Eville & Jones said the move had been made following an "increase in the level of media coverage on the issue of the availability of suitably trained staff to underpin our ability to meet staffing level demands in the provision of meat inspection within the meat industry”.
Plans are to launch the Apprenticeship Occupation for Meat Inspectors in early 2019.
The business said this was an issue that had been on its radar for some time and was as a direct result of Brexit. “The continued uncertainty about our future ability to employ staff from overseas has put significant stress on our ongoing recruitment of veterinarians to work in this sector.”
It advised that an early resolution required a similar arrangement that would allow non-EU vets to be removed from the Tier 2 visa route and all vets to be placed on the Shortage Occupation List – a similar arrangement to the one the Government has introduced to assist the NHS in its staff recruitment programmes. Currently, many vets undergo a training period working as meat hygiene inspectors (MHIs) before they then go on to become fully fledged Official Veterinarians.
“However, as this issue has evolved, we have kept developments under review and have revisited our long-term plans with regard to MHI training. On this basis we decided to move our recently launched training initiative for meat inspectors up a gear to a formal Apprentice Occupational scheme. This is a substantial commitment and reflects our continued commitment to providing the best service using the best people to support our industry.”
Eville & Jones is working closely with the Institute of Apprenticeships in submitting an application to operate a dedicated Apprentice Occupational scheme for meat inspectors.
Eville & Jones managing director Jason Aldiss said: “We have on ongoing planning process within the business that includes our training provision. The option to open an Apprentice Occupational scheme has been under consideration for some time and we have decided to proceed with this initiative, given the long-term reduction in UK-trained MHIs. I believe this will provide a solid foundation in establishing a long-term solution to providing industry with qualified staff able to deliver meat inspection.”
He added that Eville & Jones was in the process of establishing a “trailblazer” group to lead the initiative.

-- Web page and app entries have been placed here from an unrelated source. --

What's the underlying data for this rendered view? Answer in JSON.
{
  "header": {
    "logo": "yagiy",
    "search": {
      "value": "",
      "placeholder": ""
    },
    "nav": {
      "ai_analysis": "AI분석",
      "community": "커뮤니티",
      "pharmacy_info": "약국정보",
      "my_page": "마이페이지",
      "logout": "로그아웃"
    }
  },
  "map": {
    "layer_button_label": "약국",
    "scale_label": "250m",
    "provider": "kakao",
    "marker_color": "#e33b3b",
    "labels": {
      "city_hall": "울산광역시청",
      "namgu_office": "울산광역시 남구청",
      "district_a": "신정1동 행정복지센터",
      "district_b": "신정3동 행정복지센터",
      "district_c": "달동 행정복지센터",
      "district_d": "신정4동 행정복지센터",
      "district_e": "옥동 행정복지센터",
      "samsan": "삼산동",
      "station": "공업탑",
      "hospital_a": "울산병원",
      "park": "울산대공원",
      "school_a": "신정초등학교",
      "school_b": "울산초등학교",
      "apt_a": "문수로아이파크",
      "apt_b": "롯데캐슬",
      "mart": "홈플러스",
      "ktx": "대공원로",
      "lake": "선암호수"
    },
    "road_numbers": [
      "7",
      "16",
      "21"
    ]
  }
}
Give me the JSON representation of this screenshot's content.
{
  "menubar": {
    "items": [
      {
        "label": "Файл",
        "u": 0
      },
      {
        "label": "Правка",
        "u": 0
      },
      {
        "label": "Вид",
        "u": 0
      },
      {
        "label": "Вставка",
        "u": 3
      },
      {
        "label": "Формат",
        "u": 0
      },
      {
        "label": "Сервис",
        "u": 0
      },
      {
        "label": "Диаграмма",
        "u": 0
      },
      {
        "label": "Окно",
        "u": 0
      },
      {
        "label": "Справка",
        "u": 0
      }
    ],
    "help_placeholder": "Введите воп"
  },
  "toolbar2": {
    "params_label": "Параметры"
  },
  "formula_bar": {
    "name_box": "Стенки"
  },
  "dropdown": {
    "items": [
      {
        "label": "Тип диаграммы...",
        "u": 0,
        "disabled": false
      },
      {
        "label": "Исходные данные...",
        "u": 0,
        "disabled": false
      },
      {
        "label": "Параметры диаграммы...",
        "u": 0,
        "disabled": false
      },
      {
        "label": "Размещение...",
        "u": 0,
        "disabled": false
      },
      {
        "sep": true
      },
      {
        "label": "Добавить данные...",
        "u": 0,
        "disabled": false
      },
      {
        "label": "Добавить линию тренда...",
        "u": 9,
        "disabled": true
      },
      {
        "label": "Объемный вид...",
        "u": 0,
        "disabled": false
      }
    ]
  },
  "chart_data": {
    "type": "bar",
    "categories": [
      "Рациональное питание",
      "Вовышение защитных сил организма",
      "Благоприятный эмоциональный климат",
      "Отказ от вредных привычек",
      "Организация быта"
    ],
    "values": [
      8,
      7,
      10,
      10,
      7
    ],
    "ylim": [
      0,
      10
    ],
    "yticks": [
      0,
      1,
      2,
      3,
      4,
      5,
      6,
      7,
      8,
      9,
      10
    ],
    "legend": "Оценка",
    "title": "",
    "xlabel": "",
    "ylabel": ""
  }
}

The scheme organisers will work closely with the FDQ team in building the programme. Chief executive Terry Fennell said: “We are delighted that Eville & Jones have decided to proceed with this initiative. It makes good sense to build the meat industry’s skill sets, especially within this specialised area of food safety.”